Objectives: Human papillomavirus (HPV) vaccination coverage in the United States is far below coverage for other routine adolescent vaccines. We examined whether missed opportunities for HPV vaccination among adolescents differ by parental nativity (country of origin) in Minnesota. Methods: We retrospectively analyzed birth record and immunization information data for adolescents in Minnesota born during 2004-2007 using data from January 1, 2015, through December 31, 2018. Using logistic regression, we assessed the association between parental nativity and missed opportunities for HPV vaccine initiation, or receipt of other vaccines without receipt of the HPV vaccine. We adjusted for parent/child demographic and vaccination characteristics. We defined nativity as the number of non–US-born parents and maternal region of birth. Results: Adolescents with mothers born in Eastern Europe (adjusted odds ratio [aOR] = 2.33; 95% CI, 2.01-2.73) and Africa (aOR = 1.36; 95% CI, 1.28-1.43) had greater adjusted odds of missed opportunities for HPV vaccination than adolescents with US-born mothers.
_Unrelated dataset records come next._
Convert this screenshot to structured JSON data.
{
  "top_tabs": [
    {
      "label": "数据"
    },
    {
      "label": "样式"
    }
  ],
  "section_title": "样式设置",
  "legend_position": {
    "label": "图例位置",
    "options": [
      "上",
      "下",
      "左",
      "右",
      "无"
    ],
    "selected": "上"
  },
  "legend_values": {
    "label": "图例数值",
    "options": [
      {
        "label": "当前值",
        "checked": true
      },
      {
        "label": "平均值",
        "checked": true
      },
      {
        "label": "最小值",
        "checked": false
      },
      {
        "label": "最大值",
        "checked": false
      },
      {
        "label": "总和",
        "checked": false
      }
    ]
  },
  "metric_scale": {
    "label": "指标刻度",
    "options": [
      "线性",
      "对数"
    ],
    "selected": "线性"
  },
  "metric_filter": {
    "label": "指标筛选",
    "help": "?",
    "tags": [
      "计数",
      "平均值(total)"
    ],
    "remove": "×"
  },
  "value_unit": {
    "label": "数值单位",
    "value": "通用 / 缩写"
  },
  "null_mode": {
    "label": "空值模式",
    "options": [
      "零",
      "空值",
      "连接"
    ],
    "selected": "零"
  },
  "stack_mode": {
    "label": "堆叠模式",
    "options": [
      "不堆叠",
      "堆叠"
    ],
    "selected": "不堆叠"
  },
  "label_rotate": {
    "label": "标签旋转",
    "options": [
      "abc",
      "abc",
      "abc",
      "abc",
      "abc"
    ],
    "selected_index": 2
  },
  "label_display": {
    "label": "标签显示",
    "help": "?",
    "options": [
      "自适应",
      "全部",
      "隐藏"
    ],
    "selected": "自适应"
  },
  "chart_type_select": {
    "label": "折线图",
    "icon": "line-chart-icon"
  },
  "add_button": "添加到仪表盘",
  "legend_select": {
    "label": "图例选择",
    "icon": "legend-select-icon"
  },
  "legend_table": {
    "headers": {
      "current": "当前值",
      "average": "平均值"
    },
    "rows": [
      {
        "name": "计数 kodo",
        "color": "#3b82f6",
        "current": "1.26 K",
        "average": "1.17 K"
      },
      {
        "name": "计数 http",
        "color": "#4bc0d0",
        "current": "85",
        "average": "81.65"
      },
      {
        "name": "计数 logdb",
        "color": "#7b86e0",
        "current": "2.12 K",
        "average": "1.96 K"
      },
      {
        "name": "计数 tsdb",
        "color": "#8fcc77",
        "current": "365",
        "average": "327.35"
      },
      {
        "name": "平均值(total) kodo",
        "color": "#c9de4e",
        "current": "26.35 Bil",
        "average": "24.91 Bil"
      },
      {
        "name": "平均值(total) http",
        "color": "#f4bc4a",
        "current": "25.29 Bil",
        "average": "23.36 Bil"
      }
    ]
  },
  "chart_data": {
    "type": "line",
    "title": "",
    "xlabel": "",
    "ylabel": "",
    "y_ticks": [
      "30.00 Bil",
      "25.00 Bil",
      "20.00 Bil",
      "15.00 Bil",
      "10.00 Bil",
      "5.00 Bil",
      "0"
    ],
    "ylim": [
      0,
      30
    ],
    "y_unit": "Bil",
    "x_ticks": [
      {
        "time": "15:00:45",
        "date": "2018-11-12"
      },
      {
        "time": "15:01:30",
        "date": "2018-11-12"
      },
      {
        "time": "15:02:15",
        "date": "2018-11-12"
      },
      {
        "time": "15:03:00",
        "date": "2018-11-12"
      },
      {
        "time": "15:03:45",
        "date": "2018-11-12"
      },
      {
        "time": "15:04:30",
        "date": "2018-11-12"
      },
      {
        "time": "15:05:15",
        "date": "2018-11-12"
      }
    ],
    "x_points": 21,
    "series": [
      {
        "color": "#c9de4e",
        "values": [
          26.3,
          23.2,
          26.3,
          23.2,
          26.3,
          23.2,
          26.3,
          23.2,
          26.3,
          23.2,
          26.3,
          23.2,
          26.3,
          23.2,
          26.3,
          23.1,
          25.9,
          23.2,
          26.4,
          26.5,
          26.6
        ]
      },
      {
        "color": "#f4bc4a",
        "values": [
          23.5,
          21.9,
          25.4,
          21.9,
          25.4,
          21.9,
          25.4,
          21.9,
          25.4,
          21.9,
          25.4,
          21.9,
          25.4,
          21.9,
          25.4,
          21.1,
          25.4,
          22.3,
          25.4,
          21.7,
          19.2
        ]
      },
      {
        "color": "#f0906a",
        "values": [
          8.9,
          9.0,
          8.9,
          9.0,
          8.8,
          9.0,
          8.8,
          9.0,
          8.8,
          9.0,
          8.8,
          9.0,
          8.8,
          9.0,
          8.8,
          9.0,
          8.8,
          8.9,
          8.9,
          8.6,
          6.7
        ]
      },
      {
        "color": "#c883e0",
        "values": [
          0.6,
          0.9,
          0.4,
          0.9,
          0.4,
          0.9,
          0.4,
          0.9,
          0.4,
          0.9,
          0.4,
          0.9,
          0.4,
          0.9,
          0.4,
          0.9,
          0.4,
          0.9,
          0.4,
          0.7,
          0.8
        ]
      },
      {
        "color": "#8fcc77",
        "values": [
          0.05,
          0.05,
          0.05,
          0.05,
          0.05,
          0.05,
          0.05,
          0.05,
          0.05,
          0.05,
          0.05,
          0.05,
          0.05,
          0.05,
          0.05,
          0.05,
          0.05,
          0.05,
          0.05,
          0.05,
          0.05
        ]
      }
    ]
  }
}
However, adolescents with mothers from Latin America and the Caribbean had lower odds of missed opportunities than adolescents with US-born mothers (aOR = 0.61; 95% CI, 0.58-0.65). Adolescents with 1 or 2 non–US-born parents had lower odds of missed opportunities for HPV vaccination than adolescents with 2 US-born parents (1 parent: aOR = 0.92; 95% CI, 0.88-0.96; 2 parents: aOR = 0.90; 95% CI, 0.87-0.94). Conclusions: Future studies should evaluate outreach to groups with HPV vaccination disparities and identify other drivers of missed opportunities among adolescents with US-born parents, such as multiparity.
Bibliographical noteFunding Information:
The authors disclosed receipt of the following financial support for the research, authorship, and/or publication of this article: This work was supported by a Healthcare Delivery Research Program grant supplement (principal investigator: S.K.) from the National Cancer Institute (NCI) Division of Cancer Control & Population Sciences (NCI 5P30CA077598-19). Additional funding support was provided by the University of Minnesota National Institutes of Health Clinical and Translational Science Award: TL1R002493 and UL1TR002494.
© 2021, Association of Schools and Programs of Public Health.
- human papillomavirus
PubMed: MeSH publication types
- Journal Article